** What the exercise asks **
The answer must be every line from the entries below that includes "this".

*** Opening Data for analysis ***

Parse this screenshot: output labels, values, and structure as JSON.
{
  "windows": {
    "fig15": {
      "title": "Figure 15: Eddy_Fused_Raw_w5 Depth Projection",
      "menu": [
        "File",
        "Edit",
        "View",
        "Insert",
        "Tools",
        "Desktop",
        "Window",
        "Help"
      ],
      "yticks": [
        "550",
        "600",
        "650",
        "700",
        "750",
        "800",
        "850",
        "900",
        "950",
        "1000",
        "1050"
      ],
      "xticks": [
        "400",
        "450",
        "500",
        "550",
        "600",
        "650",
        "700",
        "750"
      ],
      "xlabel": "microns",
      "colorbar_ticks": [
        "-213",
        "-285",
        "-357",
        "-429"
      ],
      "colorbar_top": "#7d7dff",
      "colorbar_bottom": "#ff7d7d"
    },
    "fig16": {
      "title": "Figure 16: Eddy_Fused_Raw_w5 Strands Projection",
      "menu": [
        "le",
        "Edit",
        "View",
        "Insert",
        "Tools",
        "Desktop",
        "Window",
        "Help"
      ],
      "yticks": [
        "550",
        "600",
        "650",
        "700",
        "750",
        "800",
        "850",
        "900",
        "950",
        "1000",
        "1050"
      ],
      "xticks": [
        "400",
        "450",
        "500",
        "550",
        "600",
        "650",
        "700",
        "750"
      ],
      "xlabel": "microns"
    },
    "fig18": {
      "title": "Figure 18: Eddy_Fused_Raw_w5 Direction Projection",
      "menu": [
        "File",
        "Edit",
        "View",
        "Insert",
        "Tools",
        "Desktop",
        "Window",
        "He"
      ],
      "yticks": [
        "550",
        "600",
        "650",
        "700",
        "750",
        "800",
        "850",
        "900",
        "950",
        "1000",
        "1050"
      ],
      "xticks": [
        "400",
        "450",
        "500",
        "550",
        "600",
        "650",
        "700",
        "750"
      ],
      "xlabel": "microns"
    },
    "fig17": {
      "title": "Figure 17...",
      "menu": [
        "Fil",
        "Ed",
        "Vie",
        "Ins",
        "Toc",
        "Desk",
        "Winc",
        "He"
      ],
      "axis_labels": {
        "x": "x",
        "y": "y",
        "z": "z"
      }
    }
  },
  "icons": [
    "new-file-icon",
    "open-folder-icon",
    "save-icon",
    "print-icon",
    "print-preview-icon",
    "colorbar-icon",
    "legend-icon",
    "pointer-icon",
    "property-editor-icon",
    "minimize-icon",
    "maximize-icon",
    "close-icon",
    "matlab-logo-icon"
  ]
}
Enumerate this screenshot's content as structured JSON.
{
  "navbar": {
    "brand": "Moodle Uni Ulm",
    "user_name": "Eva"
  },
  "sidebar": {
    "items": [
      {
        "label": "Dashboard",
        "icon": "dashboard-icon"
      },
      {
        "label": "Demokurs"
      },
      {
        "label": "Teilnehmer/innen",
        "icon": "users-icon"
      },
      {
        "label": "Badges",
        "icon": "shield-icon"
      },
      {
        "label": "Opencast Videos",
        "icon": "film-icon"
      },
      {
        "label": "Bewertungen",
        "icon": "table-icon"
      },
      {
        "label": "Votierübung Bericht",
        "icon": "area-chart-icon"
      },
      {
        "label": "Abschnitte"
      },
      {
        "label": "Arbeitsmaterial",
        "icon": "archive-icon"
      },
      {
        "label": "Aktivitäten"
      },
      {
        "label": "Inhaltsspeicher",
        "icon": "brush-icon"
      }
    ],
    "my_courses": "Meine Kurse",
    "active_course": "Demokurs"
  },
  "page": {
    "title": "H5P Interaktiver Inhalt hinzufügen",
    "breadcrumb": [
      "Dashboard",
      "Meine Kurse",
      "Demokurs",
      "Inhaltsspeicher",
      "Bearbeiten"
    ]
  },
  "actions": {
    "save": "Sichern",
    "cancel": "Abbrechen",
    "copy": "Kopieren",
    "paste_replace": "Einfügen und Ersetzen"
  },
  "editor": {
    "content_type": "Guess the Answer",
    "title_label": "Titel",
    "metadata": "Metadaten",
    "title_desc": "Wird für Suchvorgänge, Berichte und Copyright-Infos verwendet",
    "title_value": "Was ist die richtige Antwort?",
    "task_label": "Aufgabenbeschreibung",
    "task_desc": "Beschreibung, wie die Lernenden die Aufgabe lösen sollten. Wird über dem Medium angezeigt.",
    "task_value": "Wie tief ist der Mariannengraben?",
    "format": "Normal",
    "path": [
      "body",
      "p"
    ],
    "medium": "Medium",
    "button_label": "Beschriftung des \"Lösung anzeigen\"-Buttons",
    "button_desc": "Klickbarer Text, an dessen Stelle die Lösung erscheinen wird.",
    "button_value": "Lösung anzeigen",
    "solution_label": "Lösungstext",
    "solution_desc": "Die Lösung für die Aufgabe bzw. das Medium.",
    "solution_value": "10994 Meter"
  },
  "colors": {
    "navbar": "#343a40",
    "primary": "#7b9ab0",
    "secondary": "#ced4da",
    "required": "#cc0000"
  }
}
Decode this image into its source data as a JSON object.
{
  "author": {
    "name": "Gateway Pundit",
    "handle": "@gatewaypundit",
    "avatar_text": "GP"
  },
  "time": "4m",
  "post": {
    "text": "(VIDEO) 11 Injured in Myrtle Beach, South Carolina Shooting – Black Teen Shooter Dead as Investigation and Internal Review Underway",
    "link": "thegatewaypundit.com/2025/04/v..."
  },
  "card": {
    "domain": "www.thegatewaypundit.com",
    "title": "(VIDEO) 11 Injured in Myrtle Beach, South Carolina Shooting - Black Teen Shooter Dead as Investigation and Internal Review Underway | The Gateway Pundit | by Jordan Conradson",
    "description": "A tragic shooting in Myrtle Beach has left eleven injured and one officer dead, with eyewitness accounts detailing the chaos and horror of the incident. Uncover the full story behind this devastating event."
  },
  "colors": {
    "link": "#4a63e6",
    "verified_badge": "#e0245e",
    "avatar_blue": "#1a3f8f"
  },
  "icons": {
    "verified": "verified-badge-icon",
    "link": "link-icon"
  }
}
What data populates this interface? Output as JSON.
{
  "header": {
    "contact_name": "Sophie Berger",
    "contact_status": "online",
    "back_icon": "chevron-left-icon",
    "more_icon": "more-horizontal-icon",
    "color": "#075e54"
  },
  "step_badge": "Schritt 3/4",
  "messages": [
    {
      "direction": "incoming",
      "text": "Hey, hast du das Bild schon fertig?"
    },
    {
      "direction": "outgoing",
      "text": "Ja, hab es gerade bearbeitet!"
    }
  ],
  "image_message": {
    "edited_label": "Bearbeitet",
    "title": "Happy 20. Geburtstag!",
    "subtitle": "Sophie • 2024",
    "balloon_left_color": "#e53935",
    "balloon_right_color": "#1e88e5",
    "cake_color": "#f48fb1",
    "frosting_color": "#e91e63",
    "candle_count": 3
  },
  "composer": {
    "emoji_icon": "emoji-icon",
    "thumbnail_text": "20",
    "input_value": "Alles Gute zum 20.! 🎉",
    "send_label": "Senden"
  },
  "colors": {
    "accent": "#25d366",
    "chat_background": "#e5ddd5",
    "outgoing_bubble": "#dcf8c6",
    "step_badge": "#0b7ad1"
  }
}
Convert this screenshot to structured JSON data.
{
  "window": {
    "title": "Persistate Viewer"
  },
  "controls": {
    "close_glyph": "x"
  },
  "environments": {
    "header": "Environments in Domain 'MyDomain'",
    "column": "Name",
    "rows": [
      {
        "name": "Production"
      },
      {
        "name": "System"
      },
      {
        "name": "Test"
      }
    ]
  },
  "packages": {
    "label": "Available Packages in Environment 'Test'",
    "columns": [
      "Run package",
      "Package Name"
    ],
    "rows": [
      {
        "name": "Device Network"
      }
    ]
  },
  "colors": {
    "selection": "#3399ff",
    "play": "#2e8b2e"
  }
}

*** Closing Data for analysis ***

** Expected answer **
Parse this screenshot: output labels, values, and structure as JSON.
Enumerate this screenshot's content as structured JSON.
Decode this image into its source data as a JSON object.
    "description": "A tragic shooting in Myrtle Beach has left eleven injured and one officer dead, with eyewitness accounts detailing the chaos and horror of the incident. Uncover the full story behind this devastating event."
What data populates this interface? Output as JSON.
Convert this screenshot to structured JSON data.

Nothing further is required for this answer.